[GIVEN RECORDS]

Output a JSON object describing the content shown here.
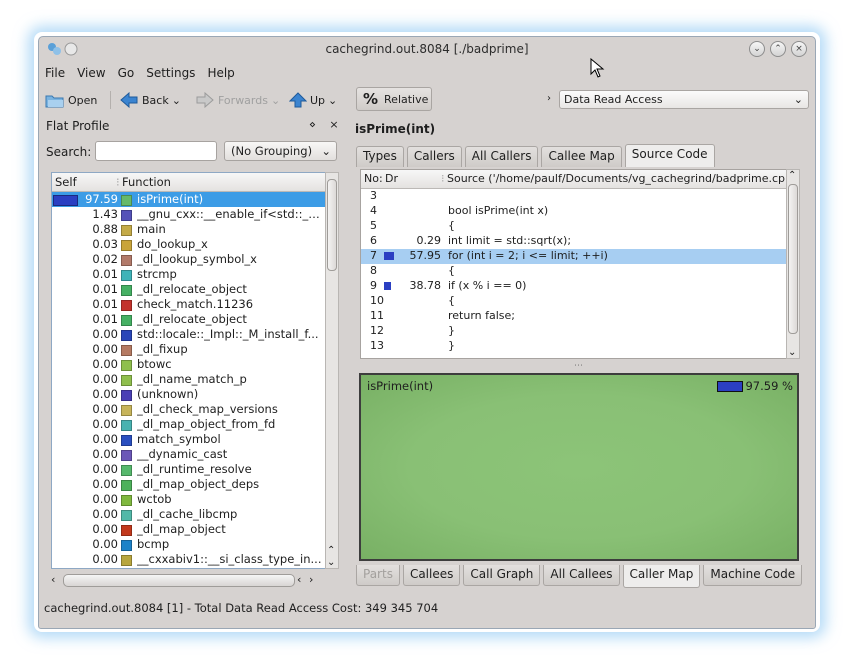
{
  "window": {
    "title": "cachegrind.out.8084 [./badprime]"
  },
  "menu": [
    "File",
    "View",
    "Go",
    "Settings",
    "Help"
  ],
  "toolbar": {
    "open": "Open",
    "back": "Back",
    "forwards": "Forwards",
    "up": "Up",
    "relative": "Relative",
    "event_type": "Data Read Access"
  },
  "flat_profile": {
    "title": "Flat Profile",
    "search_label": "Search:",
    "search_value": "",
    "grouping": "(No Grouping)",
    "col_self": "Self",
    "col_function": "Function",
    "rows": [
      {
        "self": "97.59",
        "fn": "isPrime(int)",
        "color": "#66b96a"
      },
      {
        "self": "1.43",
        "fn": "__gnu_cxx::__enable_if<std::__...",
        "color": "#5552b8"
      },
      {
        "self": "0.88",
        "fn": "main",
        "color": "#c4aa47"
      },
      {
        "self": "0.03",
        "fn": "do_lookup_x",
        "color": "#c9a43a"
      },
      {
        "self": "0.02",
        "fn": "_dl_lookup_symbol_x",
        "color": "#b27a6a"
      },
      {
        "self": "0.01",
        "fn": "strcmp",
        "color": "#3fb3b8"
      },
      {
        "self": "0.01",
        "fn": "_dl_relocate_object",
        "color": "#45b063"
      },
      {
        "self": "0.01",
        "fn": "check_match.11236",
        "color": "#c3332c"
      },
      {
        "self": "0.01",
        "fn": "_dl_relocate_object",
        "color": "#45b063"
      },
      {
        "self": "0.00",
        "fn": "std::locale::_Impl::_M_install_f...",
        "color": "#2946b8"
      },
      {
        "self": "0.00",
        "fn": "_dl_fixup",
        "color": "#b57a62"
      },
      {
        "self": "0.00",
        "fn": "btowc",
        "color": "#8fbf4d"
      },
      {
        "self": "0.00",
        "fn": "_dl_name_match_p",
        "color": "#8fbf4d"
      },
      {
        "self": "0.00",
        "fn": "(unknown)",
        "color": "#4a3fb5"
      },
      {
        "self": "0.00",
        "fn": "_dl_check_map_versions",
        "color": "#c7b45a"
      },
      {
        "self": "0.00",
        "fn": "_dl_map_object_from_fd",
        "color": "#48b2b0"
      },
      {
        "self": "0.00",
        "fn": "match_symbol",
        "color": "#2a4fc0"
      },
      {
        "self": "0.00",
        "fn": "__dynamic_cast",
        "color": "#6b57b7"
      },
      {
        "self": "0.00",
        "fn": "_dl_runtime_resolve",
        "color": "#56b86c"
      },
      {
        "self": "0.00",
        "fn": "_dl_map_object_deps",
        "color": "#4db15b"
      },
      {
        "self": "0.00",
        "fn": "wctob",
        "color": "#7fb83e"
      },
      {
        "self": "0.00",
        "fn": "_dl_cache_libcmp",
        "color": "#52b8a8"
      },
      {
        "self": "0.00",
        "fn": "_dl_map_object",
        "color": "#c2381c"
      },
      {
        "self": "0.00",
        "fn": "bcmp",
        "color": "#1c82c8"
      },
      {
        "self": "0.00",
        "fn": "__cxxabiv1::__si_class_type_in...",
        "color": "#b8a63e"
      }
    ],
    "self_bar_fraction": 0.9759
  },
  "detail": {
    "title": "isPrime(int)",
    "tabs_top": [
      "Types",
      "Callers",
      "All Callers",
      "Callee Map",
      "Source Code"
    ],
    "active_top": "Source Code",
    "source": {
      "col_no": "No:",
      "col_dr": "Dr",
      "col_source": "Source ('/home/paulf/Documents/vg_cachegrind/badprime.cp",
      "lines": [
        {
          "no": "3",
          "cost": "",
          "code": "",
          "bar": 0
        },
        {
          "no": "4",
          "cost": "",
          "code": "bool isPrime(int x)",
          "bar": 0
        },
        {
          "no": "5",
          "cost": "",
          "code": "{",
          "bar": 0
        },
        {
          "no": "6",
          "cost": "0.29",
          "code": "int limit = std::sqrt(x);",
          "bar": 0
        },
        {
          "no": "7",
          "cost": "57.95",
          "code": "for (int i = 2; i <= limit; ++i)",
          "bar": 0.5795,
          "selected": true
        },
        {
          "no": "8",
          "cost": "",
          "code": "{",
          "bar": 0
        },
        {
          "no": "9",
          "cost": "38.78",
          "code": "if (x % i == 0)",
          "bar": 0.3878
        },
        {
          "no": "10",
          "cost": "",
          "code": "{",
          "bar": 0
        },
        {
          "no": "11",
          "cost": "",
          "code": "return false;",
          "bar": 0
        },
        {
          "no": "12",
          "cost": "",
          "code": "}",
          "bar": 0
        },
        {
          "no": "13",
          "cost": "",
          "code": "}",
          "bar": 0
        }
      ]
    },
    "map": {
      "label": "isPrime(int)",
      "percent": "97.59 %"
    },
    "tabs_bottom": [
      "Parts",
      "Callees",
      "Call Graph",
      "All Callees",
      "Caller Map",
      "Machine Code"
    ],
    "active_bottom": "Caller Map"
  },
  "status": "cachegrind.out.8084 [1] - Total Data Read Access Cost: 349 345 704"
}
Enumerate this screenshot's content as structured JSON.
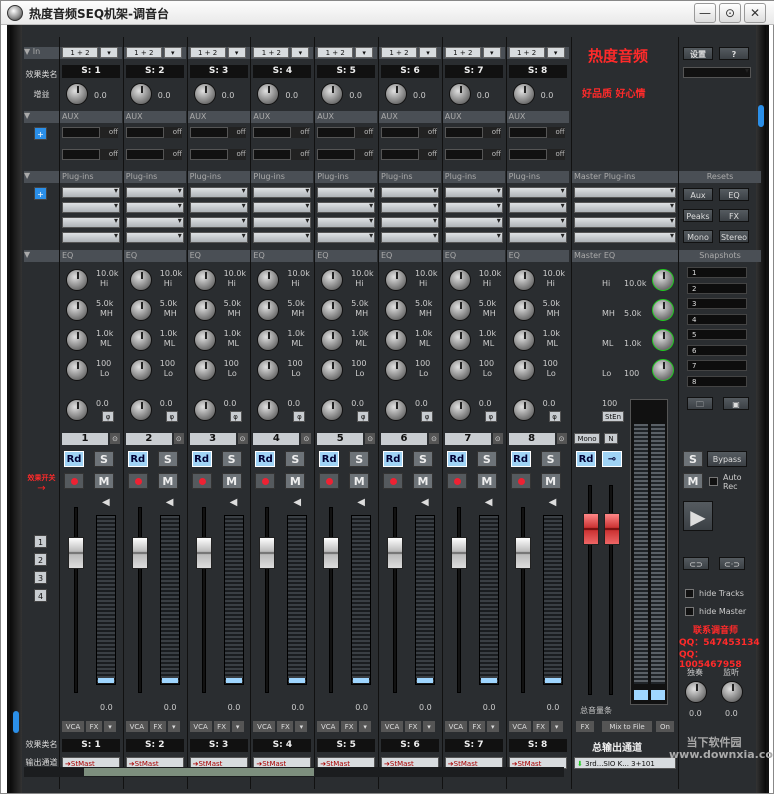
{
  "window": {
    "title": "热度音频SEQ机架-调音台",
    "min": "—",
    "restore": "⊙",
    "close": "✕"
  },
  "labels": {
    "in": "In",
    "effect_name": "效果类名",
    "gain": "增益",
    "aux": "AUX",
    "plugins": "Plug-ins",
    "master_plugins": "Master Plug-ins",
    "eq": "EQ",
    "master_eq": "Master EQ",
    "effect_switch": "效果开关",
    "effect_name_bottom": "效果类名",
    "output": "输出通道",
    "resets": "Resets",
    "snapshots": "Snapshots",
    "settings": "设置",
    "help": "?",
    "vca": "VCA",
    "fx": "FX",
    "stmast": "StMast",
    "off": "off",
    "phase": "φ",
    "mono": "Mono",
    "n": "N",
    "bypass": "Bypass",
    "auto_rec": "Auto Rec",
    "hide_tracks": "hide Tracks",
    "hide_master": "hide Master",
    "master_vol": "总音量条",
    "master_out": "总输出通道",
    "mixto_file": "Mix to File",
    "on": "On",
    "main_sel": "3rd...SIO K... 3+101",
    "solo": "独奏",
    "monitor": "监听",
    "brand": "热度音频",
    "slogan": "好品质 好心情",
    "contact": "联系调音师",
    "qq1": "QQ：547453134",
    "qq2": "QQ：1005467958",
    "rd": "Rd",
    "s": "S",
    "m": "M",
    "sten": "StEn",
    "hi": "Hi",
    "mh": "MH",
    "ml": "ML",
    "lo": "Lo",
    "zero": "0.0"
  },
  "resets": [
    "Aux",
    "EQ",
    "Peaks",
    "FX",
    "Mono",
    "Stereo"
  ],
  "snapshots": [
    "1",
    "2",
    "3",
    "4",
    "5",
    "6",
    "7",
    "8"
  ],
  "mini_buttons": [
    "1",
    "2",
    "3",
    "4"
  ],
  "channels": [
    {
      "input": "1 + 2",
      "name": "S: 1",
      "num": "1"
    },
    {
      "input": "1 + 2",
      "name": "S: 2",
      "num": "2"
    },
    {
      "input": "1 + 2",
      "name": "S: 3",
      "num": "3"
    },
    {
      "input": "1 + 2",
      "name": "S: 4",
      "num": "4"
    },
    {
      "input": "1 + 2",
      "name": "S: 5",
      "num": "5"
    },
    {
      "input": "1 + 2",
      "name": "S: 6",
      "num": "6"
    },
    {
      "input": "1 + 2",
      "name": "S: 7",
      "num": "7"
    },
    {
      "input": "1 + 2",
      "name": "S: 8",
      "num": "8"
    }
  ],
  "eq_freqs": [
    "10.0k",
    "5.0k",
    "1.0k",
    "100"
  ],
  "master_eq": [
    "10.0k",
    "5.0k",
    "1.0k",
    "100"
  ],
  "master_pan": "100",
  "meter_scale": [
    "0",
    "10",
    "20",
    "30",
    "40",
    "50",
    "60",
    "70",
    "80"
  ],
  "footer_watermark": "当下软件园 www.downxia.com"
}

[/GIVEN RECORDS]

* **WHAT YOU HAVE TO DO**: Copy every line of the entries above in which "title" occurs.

* **EXPECTED ANSWER**:
    "title": "cachegrind.out.8084 [./badprime]"
    "title": "Flat Profile",
    "title": "isPrime(int)",
    "title": "热度音频SEQ机架-调音台",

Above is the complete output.